The NCS curriculum is built around two core courses, both of which are open to all UNL graduate students, regardless of departmental affiliation.
919: Interdisciplinary Approaches to the Nineteenth Century, is a team-taught class offered each fall that grounds students in the interdisciplinary study of the “long” nineteenth century (roughly 1789-1914) in Britain, North America, and continental Europe.
918: Interdisciplinary Seminar in Nineteenth-Century Studies, probes a discrete theme in depth and is offered in the spring by a single faculty member. Recent versions of the course have focused on violence, manners and class, and the Victorian family.
To earn a certificate (available only to students in the three core departments: English, history, and modern languages), candidates must take 919 and 918 (though not necessarily in the same academic year) and three (for the MA) or six (for the PhD) additional hours of NCS-oriented coursework (which may include classes from the departments of music, art history, and theater). Moreover, the student's capstone project (thesis or dissertation) must have a nineteenth-century focus, subject to approval by the NCS steering committee.
James A. Garza
Department of History
639 Oldfather Hall
919, Interdisciplinary Approaches to the Nineteenth Century:
Relevant background to interdisciplinary study of the nineteenth century in Europe and North America.
918, Interdisciplinary Seminar in Nineteenth-Century Studies:
Focuses on a key theme or issue from an interdisciplinary perspective.
12 hours of Nineteenth-Century Studies courses and a doctoral dissertation relating to Nineteenth-Century Studies, which the steering committee must approve.
9 hours of Nineteenth-Century Studies courses and a thesis or capstone master's project relating to Nineteenth-Century Studies.
The program will accept relevant coursework from music, art history, and theater.
To earn the Nineteenth-Century Studies certificate, you must be formally admitted to one of the participating programs.
- A monthly faculty and student reading group
- A biennial May faculty seminar for intensive study of interdisciplinary topics
- Visiting speakers
On Monday, Nov. 4, Professor Andrew Graybill, Director of the Clements Center for Southwest Studies at Southern Methodist University, will present a public lecture, "The Red and the White: A Family Saga of the American West." An award-winning western historian, Professor Graybill will discuss interracial Native-white relationships as crucial to the social, cultural, economic, and political development of the trans-Mississippi West. His research centers on the marriage of Montana fur trader Malcolm Clarke and his Piegan Blackfeet wife, Coth-co-co-na, in mid-19th century Montana and traces the family's history through the first half of the 20th century as a lens to view the region's inter-racial society and culture. His lecture will take place at 7:30 p.m. in the Nebraska Union Auditorium.

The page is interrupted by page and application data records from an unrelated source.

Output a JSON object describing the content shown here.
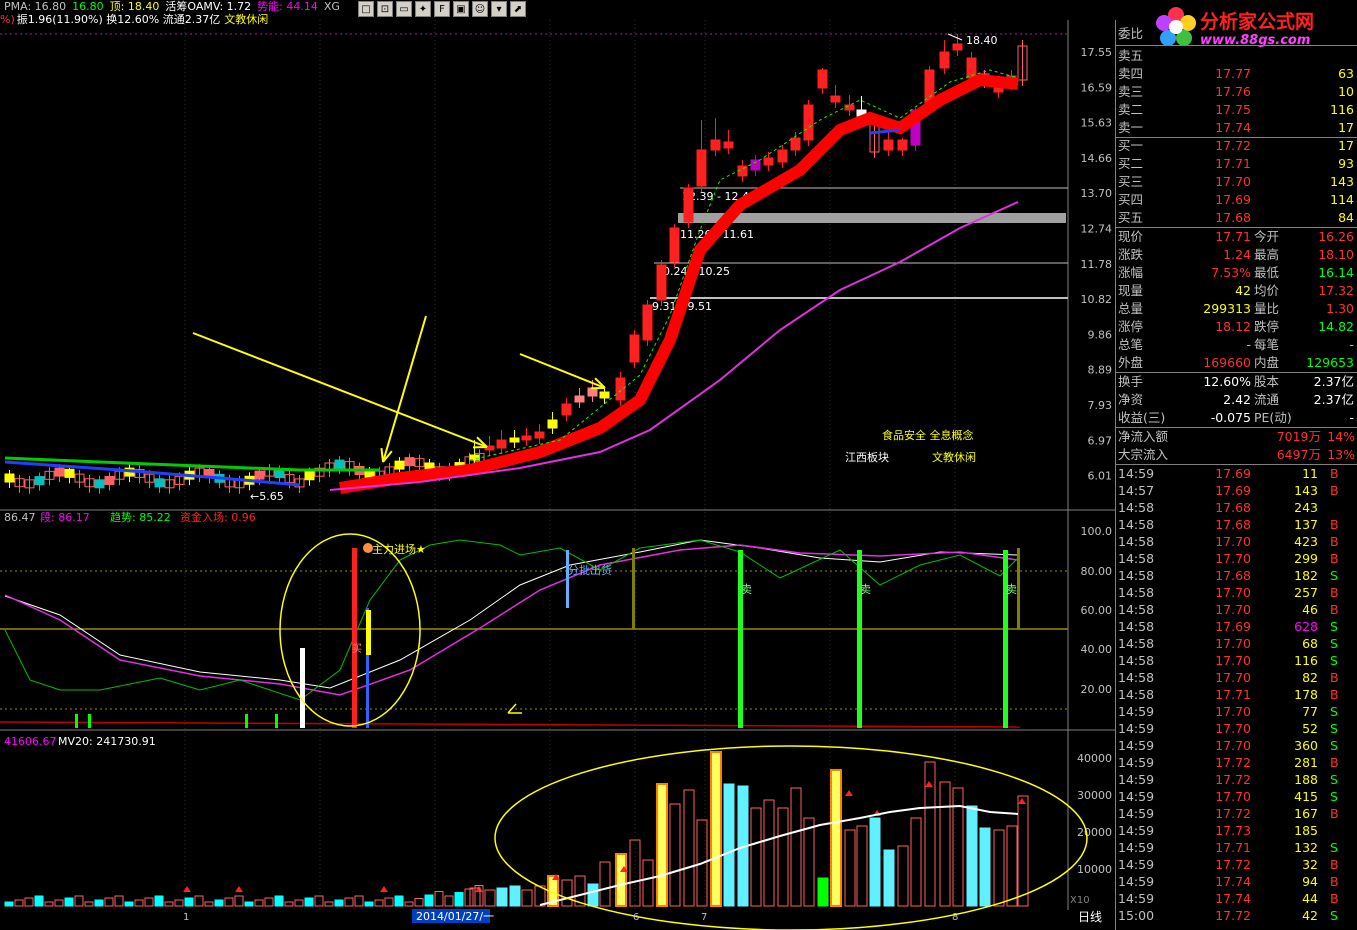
{
  "header": {
    "line1": [
      {
        "text": "PMA: 16.80",
        "color": "#c0c0c0"
      },
      {
        "text": "16.80",
        "color": "#00ff00"
      },
      {
        "text": "顶: 18.40",
        "color": "#ffff00"
      },
      {
        "text": "活筹OAMV: 1.72",
        "color": "#ffffff"
      },
      {
        "text": "势能: 44.14",
        "color": "#ff00ff"
      },
      {
        "text": "XG",
        "color": "#c0c0c0"
      }
    ],
    "line2_prefix": "%)",
    "line2": "振1.96(11.90%) 换12.60% 流通2.37亿",
    "line2_tag": "文教休闲"
  },
  "toolbar": [
    "□",
    "⊡",
    "▭",
    "✦",
    "F",
    "▣",
    "☺",
    "▾",
    "⬈"
  ],
  "logo": {
    "title": "分析家公式网",
    "url": "www.88gs.com"
  },
  "main_chart": {
    "price_ticks": [
      "17.55",
      "16.59",
      "15.63",
      "14.66",
      "13.70",
      "12.74",
      "11.78",
      "10.82",
      "9.86",
      "8.89",
      "7.93",
      "6.97",
      "6.01"
    ],
    "high_label": "18.40",
    "low_label": "←5.65",
    "zones": [
      "12.39 - 12.42",
      "11.26 - 11.61",
      "10.24 - 10.25",
      "9.31 - 9.51"
    ],
    "concepts": [
      {
        "text": "食品安全 全息概念",
        "color": "#ffff00"
      },
      {
        "text": "江西板块",
        "color": "#ffffff"
      },
      {
        "text": "文教休闲",
        "color": "#ffff00"
      }
    ]
  },
  "indicator": {
    "header": [
      {
        "text": "86.47",
        "color": "#c0c0c0"
      },
      {
        "text": "段: 86.17",
        "color": "#ff00ff"
      },
      {
        "text": "趋势: 85.22",
        "color": "#00ff00"
      },
      {
        "text": "资金入场: 0.96",
        "color": "#ff2020"
      }
    ],
    "ticks": [
      "100.0",
      "80.00",
      "60.00",
      "40.00",
      "20.00"
    ],
    "annotations": {
      "main_in": "主力进场★",
      "batch_out": "分批出货",
      "sell": "卖",
      "buy_small": "买"
    }
  },
  "volume": {
    "header": [
      {
        "text": "41606.67",
        "color": "#ff00ff"
      },
      {
        "text": "MV20: 241730.91",
        "color": "#ffffff"
      }
    ],
    "ticks": [
      "40000",
      "30000",
      "20000",
      "10000"
    ],
    "unit": "X10",
    "date_label": "2014/01/27/一",
    "x_marks": [
      "1",
      "6",
      "7",
      "8"
    ]
  },
  "quote_panel": {
    "weibi_label": "委比",
    "asks": [
      {
        "label": "卖五",
        "price": "",
        "vol": ""
      },
      {
        "label": "卖四",
        "price": "17.77",
        "vol": "63"
      },
      {
        "label": "卖三",
        "price": "17.76",
        "vol": "10"
      },
      {
        "label": "卖二",
        "price": "17.75",
        "vol": "116"
      },
      {
        "label": "卖一",
        "price": "17.74",
        "vol": "17"
      }
    ],
    "bids": [
      {
        "label": "买一",
        "price": "17.72",
        "vol": "17"
      },
      {
        "label": "买二",
        "price": "17.71",
        "vol": "93"
      },
      {
        "label": "买三",
        "price": "17.70",
        "vol": "143"
      },
      {
        "label": "买四",
        "price": "17.69",
        "vol": "114"
      },
      {
        "label": "买五",
        "price": "17.68",
        "vol": "84"
      }
    ],
    "stats": [
      {
        "l1": "现价",
        "v1": "17.71",
        "c1": "#ff3030",
        "l2": "今开",
        "v2": "16.26",
        "c2": "#ff3030"
      },
      {
        "l1": "涨跌",
        "v1": "1.24",
        "c1": "#ff3030",
        "l2": "最高",
        "v2": "18.10",
        "c2": "#ff3030"
      },
      {
        "l1": "涨幅",
        "v1": "7.53%",
        "c1": "#ff3030",
        "l2": "最低",
        "v2": "16.14",
        "c2": "#00ff00"
      },
      {
        "l1": "现量",
        "v1": "42",
        "c1": "#ffff00",
        "l2": "均价",
        "v2": "17.32",
        "c2": "#ff3030"
      },
      {
        "l1": "总量",
        "v1": "299313",
        "c1": "#ffff00",
        "l2": "量比",
        "v2": "1.30",
        "c2": "#ff3030"
      },
      {
        "l1": "涨停",
        "v1": "18.12",
        "c1": "#ff3030",
        "l2": "跌停",
        "v2": "14.82",
        "c2": "#00ff00"
      },
      {
        "l1": "总笔",
        "v1": "-",
        "c1": "#c0c0c0",
        "l2": "每笔",
        "v2": "-",
        "c2": "#c0c0c0"
      },
      {
        "l1": "外盘",
        "v1": "169660",
        "c1": "#ff3030",
        "l2": "内盘",
        "v2": "129653",
        "c2": "#00ff00"
      }
    ],
    "stats2": [
      {
        "l1": "换手",
        "v1": "12.60%",
        "c1": "#ffffff",
        "l2": "股本",
        "v2": "2.37亿",
        "c2": "#ffffff"
      },
      {
        "l1": "净资",
        "v1": "2.42",
        "c1": "#ffffff",
        "l2": "流通",
        "v2": "2.37亿",
        "c2": "#ffffff"
      },
      {
        "l1": "收益(三)",
        "v1": "-0.075",
        "c1": "#ffffff",
        "l2": "PE(动)",
        "v2": "-",
        "c2": "#ffffff"
      }
    ],
    "flows": [
      {
        "label": "净流入额",
        "value": "7019万",
        "pct": "14%"
      },
      {
        "label": "大宗流入",
        "value": "6497万",
        "pct": "13%"
      }
    ],
    "ticks": [
      {
        "t": "14:59",
        "p": "17.69",
        "v": "11",
        "s": "B"
      },
      {
        "t": "14:57",
        "p": "17.69",
        "v": "143",
        "s": "B"
      },
      {
        "t": "14:58",
        "p": "17.68",
        "v": "243",
        "s": ""
      },
      {
        "t": "14:58",
        "p": "17.68",
        "v": "137",
        "s": "B"
      },
      {
        "t": "14:58",
        "p": "17.70",
        "v": "423",
        "s": "B"
      },
      {
        "t": "14:58",
        "p": "17.70",
        "v": "299",
        "s": "B"
      },
      {
        "t": "14:58",
        "p": "17.68",
        "v": "182",
        "s": "S"
      },
      {
        "t": "14:58",
        "p": "17.70",
        "v": "257",
        "s": "B"
      },
      {
        "t": "14:58",
        "p": "17.70",
        "v": "46",
        "s": "B"
      },
      {
        "t": "14:58",
        "p": "17.69",
        "v": "628",
        "s": "S"
      },
      {
        "t": "14:58",
        "p": "17.70",
        "v": "68",
        "s": "S"
      },
      {
        "t": "14:58",
        "p": "17.70",
        "v": "116",
        "s": "S"
      },
      {
        "t": "14:58",
        "p": "17.70",
        "v": "82",
        "s": "B"
      },
      {
        "t": "14:58",
        "p": "17.71",
        "v": "178",
        "s": "B"
      },
      {
        "t": "14:59",
        "p": "17.70",
        "v": "77",
        "s": "S"
      },
      {
        "t": "14:59",
        "p": "17.70",
        "v": "52",
        "s": "S"
      },
      {
        "t": "14:59",
        "p": "17.70",
        "v": "360",
        "s": "S"
      },
      {
        "t": "14:59",
        "p": "17.72",
        "v": "281",
        "s": "B"
      },
      {
        "t": "14:59",
        "p": "17.72",
        "v": "188",
        "s": "S"
      },
      {
        "t": "14:59",
        "p": "17.70",
        "v": "415",
        "s": "S"
      },
      {
        "t": "14:59",
        "p": "17.72",
        "v": "167",
        "s": "B"
      },
      {
        "t": "14:59",
        "p": "17.73",
        "v": "185",
        "s": ""
      },
      {
        "t": "14:59",
        "p": "17.71",
        "v": "132",
        "s": "S"
      },
      {
        "t": "14:59",
        "p": "17.72",
        "v": "32",
        "s": "B"
      },
      {
        "t": "14:59",
        "p": "17.74",
        "v": "94",
        "s": "B"
      },
      {
        "t": "14:59",
        "p": "17.74",
        "v": "44",
        "s": "B"
      },
      {
        "t": "15:00",
        "p": "17.72",
        "v": "42",
        "s": "S"
      }
    ]
  },
  "bottom": {
    "period": "日线"
  },
  "colors": {
    "up": "#ff3030",
    "down": "#00ffff",
    "label": "#c0c0c0",
    "yellow": "#ffff00"
  }
}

On Tuesday, Nov. 5, Professor Angela Miller, a noted art historian at Washington University in St. Louis, will deliver a public lecture, "The Transnational Turn in American Art." An award-winning authority in landscape painting, regionalism, Whitman and Melville, and the reception of European art in the U.S., she will discuss her recent work as a scholar-in-residence in Berlin, Paris, and Washington, DC, on "the global turn" in American art history. Her lecture will take place at 5:30 p.m. in the Sheldon Museum Auditorium.
“Conversations across disciplines happen naturally in the NCS program. Through coursework, reading group meetings, and colloquia, it was easy for me to meet and learn about the research interests of faculty and fellow students outside of my department. As a result, I began asking more challenging questions of my work and pursing a more transnational focus. NCS doesn't just give lip service to interdisciplinary research; it is a space where it is fostered and supported.”
Kim Banion, PhD candidate, English